Copy out each line of the data that holds the string "icon".

(Stored items from a collection)
▬▬▬

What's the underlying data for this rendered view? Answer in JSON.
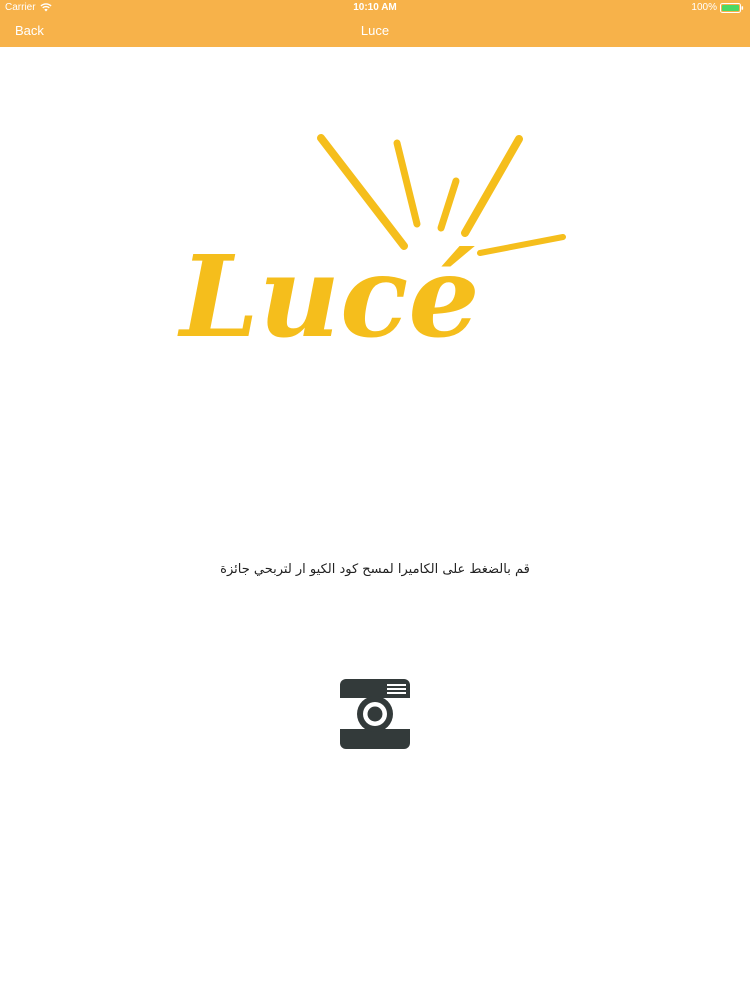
{
  "status_bar": {
    "carrier": "Carrier",
    "time": "10:10 AM",
    "battery": "100%",
    "wifi_icon": "wifi-icon",
    "battery_icon": "battery-icon",
    "battery_color": "#4cd964"
  },
  "nav": {
    "back_label": "Back",
    "title": "Luce",
    "bar_color": "#f7b24a"
  },
  "logo": {
    "text": "Lucé",
    "color": "#f5be1c"
  },
  "instruction": "قم بالضغط على الكاميرا لمسح كود الكيو ار لتربحي جائزة",
  "camera": {
    "icon": "camera-icon",
    "color": "#333a3a"
  }
}
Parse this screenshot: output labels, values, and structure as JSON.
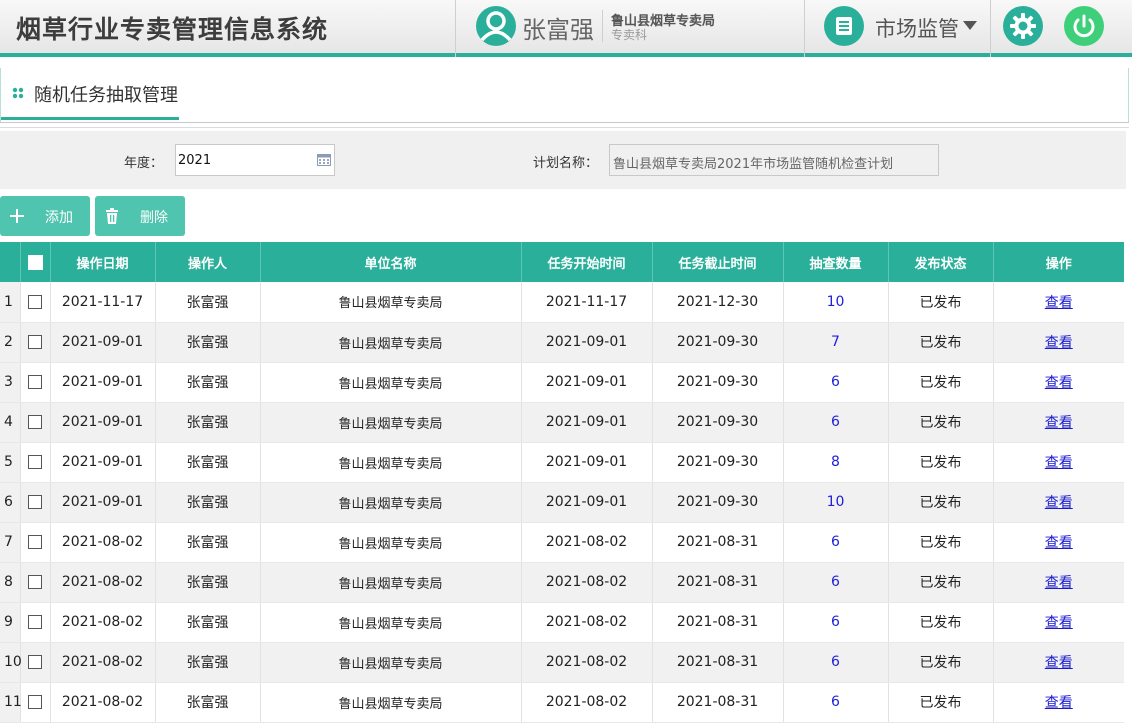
{
  "header": {
    "app_title": "烟草行业专卖管理信息系统",
    "user_name": "张富强",
    "org_name": "鲁山县烟草专卖局",
    "org_dept": "专卖科",
    "module_name": "市场监管",
    "accent_color": "#2ab09a"
  },
  "page": {
    "title": "随机任务抽取管理"
  },
  "filter": {
    "year_label": "年度：",
    "year_value": "2021",
    "plan_label": "计划名称：",
    "plan_value": "鲁山县烟草专卖局2021年市场监管随机检查计划"
  },
  "toolbar": {
    "add_label": "添加",
    "delete_label": "删除"
  },
  "table": {
    "columns": [
      "操作日期",
      "操作人",
      "单位名称",
      "任务开始时间",
      "任务截止时间",
      "抽查数量",
      "发布状态",
      "操作"
    ],
    "view_label": "查看",
    "rows": [
      {
        "num": "1",
        "date": "2021-11-17",
        "operator": "张富强",
        "unit": "鲁山县烟草专卖局",
        "start": "2021-11-17",
        "end": "2021-12-30",
        "qty": "10",
        "status": "已发布"
      },
      {
        "num": "2",
        "date": "2021-09-01",
        "operator": "张富强",
        "unit": "鲁山县烟草专卖局",
        "start": "2021-09-01",
        "end": "2021-09-30",
        "qty": "7",
        "status": "已发布"
      },
      {
        "num": "3",
        "date": "2021-09-01",
        "operator": "张富强",
        "unit": "鲁山县烟草专卖局",
        "start": "2021-09-01",
        "end": "2021-09-30",
        "qty": "6",
        "status": "已发布"
      },
      {
        "num": "4",
        "date": "2021-09-01",
        "operator": "张富强",
        "unit": "鲁山县烟草专卖局",
        "start": "2021-09-01",
        "end": "2021-09-30",
        "qty": "6",
        "status": "已发布"
      },
      {
        "num": "5",
        "date": "2021-09-01",
        "operator": "张富强",
        "unit": "鲁山县烟草专卖局",
        "start": "2021-09-01",
        "end": "2021-09-30",
        "qty": "8",
        "status": "已发布"
      },
      {
        "num": "6",
        "date": "2021-09-01",
        "operator": "张富强",
        "unit": "鲁山县烟草专卖局",
        "start": "2021-09-01",
        "end": "2021-09-30",
        "qty": "10",
        "status": "已发布"
      },
      {
        "num": "7",
        "date": "2021-08-02",
        "operator": "张富强",
        "unit": "鲁山县烟草专卖局",
        "start": "2021-08-02",
        "end": "2021-08-31",
        "qty": "6",
        "status": "已发布"
      },
      {
        "num": "8",
        "date": "2021-08-02",
        "operator": "张富强",
        "unit": "鲁山县烟草专卖局",
        "start": "2021-08-02",
        "end": "2021-08-31",
        "qty": "6",
        "status": "已发布"
      },
      {
        "num": "9",
        "date": "2021-08-02",
        "operator": "张富强",
        "unit": "鲁山县烟草专卖局",
        "start": "2021-08-02",
        "end": "2021-08-31",
        "qty": "6",
        "status": "已发布"
      },
      {
        "num": "10",
        "date": "2021-08-02",
        "operator": "张富强",
        "unit": "鲁山县烟草专卖局",
        "start": "2021-08-02",
        "end": "2021-08-31",
        "qty": "6",
        "status": "已发布"
      },
      {
        "num": "11",
        "date": "2021-08-02",
        "operator": "张富强",
        "unit": "鲁山县烟草专卖局",
        "start": "2021-08-02",
        "end": "2021-08-31",
        "qty": "6",
        "status": "已发布"
      }
    ]
  }
}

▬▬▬

Response area ▸
    "wifi_icon": "wifi-icon",
    "battery_icon": "battery-icon",
    "icon": "camera-icon",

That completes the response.